Childhood Apraxia of Speech (CAS) is a very specific motor speech disorder that affects children’s ability to say the words they want to say. It is sometimes also known as developmental verbal dyspraxia.
Children with CAS have difficulty planning and consistently producing sequences of speech movements using their tongue, lips, jaw, and palate.
They often have difficulty making speech sounds voluntarily and find it hard to string these sounds together in the correct order to make words. This makes it hard for a listener to understand the child’s speech and prevents the child from producing speech that can be understood by others. Sadly, many children who have CAS do not receive the support they need to resolve it when they are young and so this condition can continue to affect them in adulthood.
This is called a speech motor plan.
Children with apraxia of speech may not be able to accurately and consistently produce speech motor plans. Their brain and body don’t work together automatically like other children’s do and this affects their ability to communicate, express their needs, learn and make friends.
A diagnosis of CAS is a serious thing for any child and speech therapy is the best way to tackle it.
A person diagnosed with childhood apraxia of speech may:
Some very young children show signs that they may be having difficulty planning movements of their tongue, lips and jaw.
Signs that may indicate a child is at risk of future speech difficulties include:
People who have a diagnosis of CAS may also experience:
There is no “one-size-fits-all” program for apraxia, but experienced speech pathologists use a variety of therapy methods to support children as they learn to communicate.
Children with apraxia benefit most from frequent one-to-one therapy and lots of repetitive practice with sounds, sequences and movement patterns at home.
Many therapists recommend the use of sign language, picture communication systems and other augmentative or alternative communications. This combination of therapies (sign and vocal word attempt) usually enhances the chance that the listener will be able to understand the child, even if they are not yet able to talk in sentences.
It is easy for a child with apraxia to become frustrated and it’s important for them to have successful communication experiences that will encourage them to work harder.
For some children, visual cues (for example, pointing to lips for “b” sound) are a great way to teach them to use their articulators to produce a desired word.
When the word and sign are consistent, the child begins to associate the visual image of the sign with the placement of the articulators.
Your child’s speech pathologist will be able to guide you on the many techniques that can be used to support your child.
Paediatric Speech Pathology Team
©2014 Kids First Children’s Services

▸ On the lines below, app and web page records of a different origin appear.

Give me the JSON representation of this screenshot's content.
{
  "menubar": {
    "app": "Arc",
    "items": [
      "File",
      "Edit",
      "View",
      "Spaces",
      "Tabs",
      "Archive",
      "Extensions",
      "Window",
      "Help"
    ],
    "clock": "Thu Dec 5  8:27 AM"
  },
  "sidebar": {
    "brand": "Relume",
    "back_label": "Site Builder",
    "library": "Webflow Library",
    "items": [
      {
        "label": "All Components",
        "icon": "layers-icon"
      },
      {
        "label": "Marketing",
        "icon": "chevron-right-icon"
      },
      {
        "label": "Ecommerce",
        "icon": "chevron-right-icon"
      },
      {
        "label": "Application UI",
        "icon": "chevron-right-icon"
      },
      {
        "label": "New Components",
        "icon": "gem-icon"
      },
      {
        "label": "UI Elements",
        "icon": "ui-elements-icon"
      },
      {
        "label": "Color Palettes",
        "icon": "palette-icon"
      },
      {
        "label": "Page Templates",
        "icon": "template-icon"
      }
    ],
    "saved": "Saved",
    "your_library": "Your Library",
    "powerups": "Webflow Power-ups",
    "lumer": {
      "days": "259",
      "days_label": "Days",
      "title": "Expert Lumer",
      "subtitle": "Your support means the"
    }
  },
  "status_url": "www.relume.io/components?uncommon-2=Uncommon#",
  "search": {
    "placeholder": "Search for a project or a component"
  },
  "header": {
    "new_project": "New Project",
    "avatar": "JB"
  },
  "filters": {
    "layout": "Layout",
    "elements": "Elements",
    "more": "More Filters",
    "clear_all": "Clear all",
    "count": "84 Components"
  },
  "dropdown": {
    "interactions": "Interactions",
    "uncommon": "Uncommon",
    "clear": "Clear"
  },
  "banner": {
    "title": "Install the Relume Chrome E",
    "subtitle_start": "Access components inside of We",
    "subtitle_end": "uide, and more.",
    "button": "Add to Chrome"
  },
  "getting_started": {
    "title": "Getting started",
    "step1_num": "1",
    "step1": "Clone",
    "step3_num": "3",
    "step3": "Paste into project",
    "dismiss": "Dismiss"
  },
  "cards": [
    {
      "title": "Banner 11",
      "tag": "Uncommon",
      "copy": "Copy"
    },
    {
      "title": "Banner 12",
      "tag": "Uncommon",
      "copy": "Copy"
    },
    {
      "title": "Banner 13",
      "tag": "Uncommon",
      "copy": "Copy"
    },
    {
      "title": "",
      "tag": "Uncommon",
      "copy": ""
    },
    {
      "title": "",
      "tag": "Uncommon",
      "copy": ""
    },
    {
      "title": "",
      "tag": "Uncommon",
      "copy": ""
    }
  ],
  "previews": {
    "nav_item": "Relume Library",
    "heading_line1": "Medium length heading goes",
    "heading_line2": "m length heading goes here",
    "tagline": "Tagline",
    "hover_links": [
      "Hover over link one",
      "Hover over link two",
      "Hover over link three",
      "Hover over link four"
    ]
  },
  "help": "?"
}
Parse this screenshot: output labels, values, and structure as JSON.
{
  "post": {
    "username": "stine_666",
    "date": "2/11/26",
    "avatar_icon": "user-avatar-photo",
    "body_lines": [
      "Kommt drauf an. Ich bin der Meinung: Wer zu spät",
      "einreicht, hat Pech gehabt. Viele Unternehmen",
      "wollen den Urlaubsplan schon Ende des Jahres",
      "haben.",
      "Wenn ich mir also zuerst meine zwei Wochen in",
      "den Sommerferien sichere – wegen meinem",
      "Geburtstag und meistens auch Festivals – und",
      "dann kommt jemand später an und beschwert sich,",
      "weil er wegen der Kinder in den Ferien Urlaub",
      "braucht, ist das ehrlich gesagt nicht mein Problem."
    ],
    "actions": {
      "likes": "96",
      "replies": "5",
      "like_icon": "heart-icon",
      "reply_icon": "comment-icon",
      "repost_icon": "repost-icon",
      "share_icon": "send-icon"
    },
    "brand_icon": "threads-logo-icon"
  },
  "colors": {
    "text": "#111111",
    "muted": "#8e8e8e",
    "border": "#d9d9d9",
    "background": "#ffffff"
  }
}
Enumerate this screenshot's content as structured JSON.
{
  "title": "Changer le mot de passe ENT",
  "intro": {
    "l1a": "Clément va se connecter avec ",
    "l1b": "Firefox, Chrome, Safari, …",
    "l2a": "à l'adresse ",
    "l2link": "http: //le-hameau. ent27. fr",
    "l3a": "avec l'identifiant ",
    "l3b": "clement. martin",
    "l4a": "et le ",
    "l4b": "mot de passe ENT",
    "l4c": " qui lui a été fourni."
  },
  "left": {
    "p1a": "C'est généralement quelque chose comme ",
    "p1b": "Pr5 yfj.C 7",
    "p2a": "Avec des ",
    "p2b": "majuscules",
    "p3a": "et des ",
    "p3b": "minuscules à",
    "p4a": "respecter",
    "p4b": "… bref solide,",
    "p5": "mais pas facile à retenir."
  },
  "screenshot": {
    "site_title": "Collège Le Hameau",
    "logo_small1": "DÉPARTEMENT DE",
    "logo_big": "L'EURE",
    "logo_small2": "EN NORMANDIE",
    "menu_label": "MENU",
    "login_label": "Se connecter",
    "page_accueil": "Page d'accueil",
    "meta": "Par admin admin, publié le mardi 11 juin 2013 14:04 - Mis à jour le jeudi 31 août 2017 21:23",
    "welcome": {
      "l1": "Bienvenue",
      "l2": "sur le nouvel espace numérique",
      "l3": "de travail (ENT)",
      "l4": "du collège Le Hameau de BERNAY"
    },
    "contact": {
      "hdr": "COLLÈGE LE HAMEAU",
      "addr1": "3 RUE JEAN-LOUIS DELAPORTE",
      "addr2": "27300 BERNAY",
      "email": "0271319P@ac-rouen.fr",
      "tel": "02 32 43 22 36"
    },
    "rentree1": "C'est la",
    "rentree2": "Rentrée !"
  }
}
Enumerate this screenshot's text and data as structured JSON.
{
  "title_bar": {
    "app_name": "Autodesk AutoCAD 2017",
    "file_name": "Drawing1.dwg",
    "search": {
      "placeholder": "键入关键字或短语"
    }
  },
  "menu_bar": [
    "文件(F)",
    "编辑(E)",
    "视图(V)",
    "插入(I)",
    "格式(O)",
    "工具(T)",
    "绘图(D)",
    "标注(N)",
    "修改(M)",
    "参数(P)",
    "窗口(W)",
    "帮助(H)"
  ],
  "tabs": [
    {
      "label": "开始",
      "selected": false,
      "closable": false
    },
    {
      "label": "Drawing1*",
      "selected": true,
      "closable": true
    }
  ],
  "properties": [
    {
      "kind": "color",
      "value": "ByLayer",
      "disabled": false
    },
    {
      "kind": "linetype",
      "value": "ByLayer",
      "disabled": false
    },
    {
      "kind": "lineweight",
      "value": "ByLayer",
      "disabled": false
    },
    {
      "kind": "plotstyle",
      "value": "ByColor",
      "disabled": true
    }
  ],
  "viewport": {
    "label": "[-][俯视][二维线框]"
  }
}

If you notice that your child is experiencing speech production delays or problems with communication, please contact your doctor or consult a speech pathologist in your area.
The experienced children’s speech pathologists at Kids First Children’s Services can also help you if you are local to Sydney’s northern beaches.
Call us today on (02) 9938 5419 or email us to make an appointment with a member of our team.
Spivey, B. SuperDuper Inc, Understanding Childhood Apraxia
State Government of Victoria, Better Bealth Channel, Childhood Apraxia of Speech,